Skripal Doctors Say They Didn’t Expect Victims to Survive Nerve Attack

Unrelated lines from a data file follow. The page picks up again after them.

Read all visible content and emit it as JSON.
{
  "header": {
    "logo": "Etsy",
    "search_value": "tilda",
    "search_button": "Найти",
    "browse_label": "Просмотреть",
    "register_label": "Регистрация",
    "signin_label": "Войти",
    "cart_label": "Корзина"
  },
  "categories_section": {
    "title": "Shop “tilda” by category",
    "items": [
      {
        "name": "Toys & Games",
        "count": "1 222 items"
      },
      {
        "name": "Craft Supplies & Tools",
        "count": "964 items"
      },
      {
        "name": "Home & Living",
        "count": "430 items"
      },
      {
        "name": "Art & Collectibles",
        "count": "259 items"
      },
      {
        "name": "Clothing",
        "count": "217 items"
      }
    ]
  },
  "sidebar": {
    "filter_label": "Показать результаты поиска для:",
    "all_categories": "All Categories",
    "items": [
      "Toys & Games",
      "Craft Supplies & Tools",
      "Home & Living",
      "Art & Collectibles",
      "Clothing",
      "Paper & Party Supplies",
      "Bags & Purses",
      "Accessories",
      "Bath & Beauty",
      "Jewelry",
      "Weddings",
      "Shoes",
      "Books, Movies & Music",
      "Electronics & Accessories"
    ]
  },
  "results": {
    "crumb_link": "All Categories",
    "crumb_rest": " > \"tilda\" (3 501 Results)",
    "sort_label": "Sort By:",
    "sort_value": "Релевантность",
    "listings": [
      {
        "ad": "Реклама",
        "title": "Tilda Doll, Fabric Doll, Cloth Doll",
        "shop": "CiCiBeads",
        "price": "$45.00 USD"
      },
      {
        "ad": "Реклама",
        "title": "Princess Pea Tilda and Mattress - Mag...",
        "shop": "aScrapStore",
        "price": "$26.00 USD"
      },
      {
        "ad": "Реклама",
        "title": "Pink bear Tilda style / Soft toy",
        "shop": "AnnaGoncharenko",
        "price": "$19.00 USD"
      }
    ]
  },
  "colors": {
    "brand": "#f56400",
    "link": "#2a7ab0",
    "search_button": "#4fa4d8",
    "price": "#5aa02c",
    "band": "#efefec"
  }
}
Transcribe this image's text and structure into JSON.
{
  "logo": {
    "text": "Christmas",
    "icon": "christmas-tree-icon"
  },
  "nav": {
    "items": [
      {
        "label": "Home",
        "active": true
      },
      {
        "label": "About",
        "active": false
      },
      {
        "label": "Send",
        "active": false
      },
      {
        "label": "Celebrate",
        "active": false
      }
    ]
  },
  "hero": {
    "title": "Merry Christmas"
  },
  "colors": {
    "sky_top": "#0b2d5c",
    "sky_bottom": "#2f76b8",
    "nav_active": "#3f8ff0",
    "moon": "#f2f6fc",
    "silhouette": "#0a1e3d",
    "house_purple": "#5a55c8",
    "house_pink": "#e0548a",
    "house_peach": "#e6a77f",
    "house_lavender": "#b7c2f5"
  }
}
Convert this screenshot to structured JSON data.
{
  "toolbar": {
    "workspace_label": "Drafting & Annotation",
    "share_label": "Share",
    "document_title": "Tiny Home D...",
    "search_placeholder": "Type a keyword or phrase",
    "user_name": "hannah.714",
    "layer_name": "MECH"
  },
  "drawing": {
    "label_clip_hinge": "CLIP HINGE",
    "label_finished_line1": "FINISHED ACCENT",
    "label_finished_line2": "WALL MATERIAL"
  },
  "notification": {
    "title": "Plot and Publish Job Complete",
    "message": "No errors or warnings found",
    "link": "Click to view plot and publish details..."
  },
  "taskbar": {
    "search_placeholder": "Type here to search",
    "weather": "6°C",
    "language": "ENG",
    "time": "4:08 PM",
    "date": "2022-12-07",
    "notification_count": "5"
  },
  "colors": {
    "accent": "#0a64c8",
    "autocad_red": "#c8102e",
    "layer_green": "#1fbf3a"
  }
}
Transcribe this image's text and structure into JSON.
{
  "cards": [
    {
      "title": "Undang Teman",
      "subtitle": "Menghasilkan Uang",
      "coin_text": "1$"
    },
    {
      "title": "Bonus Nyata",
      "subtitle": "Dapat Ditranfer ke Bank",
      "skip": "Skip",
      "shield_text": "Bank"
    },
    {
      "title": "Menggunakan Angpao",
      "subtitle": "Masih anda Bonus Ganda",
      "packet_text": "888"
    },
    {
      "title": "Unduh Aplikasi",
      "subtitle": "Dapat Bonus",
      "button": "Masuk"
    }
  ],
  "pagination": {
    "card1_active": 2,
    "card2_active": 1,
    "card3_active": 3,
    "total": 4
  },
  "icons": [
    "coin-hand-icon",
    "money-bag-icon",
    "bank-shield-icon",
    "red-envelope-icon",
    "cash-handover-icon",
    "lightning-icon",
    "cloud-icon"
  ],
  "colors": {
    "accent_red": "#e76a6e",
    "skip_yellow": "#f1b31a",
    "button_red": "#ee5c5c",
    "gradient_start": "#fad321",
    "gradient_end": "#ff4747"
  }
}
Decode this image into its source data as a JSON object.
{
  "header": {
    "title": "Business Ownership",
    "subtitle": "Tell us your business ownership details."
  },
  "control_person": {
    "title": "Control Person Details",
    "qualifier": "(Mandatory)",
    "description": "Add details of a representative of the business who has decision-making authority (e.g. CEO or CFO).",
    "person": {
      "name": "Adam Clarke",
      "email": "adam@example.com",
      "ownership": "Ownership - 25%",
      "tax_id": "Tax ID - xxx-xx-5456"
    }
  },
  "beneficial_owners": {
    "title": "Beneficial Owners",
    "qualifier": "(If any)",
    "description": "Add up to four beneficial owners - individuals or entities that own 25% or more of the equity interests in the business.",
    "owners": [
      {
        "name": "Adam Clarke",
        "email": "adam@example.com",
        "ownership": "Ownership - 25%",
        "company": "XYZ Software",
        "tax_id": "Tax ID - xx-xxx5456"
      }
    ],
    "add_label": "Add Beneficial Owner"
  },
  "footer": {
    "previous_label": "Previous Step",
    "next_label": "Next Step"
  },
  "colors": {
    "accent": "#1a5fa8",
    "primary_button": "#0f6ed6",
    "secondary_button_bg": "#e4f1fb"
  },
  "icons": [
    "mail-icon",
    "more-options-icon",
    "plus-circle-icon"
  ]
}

The hospital staffers who treated Sergei and Yulia Skripal—who were attacked by a military-grade nerve agent in England—have said they are shocked the two survived the attempted murders. The former Russian spy and his daughter were poisoned with a Novichok agent in March in an attack the U.K. blamed on Moscow. Both have since been discharged from hospital. “When we first were aware this was a nerve agent, we were expecting them not to survive. We would try all our therapies. We would ensure the best clinical care. But all the evidence was there that they would not survive,” said Stephen Jukes, an intensive-care consultant at the hospital. Hospital staff were unaware of the gravity of the situation when the two were admitted—until police moved in to protect the Skripals. “I spoke to the nurse in charge,” recalled Duncan Murray, the hospital’s senior intensive-care consultant, “and it was this conversation I really could never have imagined in my wildest imagination as having with anyone.”